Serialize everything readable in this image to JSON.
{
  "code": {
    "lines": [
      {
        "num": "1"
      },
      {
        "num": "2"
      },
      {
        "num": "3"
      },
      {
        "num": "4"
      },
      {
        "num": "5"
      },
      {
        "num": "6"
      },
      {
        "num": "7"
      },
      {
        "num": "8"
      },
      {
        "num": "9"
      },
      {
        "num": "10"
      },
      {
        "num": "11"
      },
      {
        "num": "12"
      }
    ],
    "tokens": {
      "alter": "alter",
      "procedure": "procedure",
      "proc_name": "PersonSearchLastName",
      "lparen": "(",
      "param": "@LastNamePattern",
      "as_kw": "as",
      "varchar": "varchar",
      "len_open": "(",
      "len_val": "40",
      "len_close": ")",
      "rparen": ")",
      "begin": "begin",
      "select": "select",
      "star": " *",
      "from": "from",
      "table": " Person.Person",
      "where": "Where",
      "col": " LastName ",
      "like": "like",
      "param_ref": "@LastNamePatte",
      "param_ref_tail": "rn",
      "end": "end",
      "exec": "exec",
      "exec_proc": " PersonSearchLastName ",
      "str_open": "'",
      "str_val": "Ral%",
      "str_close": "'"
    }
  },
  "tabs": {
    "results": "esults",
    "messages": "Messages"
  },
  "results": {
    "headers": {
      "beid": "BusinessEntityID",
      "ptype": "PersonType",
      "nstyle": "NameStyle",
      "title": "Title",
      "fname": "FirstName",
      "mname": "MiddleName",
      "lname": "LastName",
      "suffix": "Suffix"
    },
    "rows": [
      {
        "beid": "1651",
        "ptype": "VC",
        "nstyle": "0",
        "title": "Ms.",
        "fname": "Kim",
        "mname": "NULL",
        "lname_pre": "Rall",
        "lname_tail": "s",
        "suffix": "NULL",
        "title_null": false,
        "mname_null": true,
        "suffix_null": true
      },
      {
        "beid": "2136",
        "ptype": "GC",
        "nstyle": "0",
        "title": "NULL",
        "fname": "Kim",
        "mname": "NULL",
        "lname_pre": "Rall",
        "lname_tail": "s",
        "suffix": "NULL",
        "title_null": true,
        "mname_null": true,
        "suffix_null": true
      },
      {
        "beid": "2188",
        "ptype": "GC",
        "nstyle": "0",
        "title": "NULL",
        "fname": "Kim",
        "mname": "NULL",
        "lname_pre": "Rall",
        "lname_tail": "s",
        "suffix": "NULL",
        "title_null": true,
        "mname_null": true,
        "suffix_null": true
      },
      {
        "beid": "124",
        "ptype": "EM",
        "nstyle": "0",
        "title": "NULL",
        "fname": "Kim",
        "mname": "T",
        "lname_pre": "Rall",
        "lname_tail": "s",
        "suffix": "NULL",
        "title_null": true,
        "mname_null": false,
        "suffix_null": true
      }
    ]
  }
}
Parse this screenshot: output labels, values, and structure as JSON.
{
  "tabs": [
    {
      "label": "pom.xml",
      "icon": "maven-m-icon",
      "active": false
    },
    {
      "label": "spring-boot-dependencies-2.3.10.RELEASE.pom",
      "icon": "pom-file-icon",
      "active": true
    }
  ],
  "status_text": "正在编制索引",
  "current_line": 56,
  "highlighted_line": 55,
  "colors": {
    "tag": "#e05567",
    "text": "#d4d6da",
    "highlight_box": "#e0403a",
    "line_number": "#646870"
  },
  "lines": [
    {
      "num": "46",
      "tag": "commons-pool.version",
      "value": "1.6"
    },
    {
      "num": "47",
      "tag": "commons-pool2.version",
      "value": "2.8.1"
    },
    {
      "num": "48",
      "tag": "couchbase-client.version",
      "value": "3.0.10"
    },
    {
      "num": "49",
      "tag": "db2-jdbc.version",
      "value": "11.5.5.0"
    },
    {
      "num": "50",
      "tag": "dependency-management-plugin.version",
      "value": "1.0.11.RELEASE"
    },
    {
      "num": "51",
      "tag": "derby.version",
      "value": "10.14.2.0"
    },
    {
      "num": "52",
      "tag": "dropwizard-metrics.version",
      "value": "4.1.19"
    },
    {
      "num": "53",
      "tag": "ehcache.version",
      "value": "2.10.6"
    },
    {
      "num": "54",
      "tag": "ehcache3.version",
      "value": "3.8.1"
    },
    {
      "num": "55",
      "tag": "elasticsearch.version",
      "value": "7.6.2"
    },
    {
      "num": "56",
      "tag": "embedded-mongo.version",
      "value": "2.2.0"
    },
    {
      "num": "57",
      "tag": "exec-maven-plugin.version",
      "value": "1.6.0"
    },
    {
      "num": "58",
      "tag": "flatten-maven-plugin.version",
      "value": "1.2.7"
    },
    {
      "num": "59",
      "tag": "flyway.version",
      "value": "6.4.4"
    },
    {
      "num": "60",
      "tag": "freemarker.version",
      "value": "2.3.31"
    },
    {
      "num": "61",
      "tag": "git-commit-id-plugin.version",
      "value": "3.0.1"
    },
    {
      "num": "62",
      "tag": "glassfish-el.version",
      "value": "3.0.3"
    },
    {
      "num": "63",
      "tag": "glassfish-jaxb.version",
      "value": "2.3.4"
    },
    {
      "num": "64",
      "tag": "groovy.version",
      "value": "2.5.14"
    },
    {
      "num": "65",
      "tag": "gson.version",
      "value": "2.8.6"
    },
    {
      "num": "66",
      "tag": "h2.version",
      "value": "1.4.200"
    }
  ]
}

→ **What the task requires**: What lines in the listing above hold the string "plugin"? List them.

→ **Output below**:
      "tag": "dependency-management-plugin.version",
      "tag": "exec-maven-plugin.version",
      "tag": "flatten-maven-plugin.version",
      "tag": "git-commit-id-plugin.version",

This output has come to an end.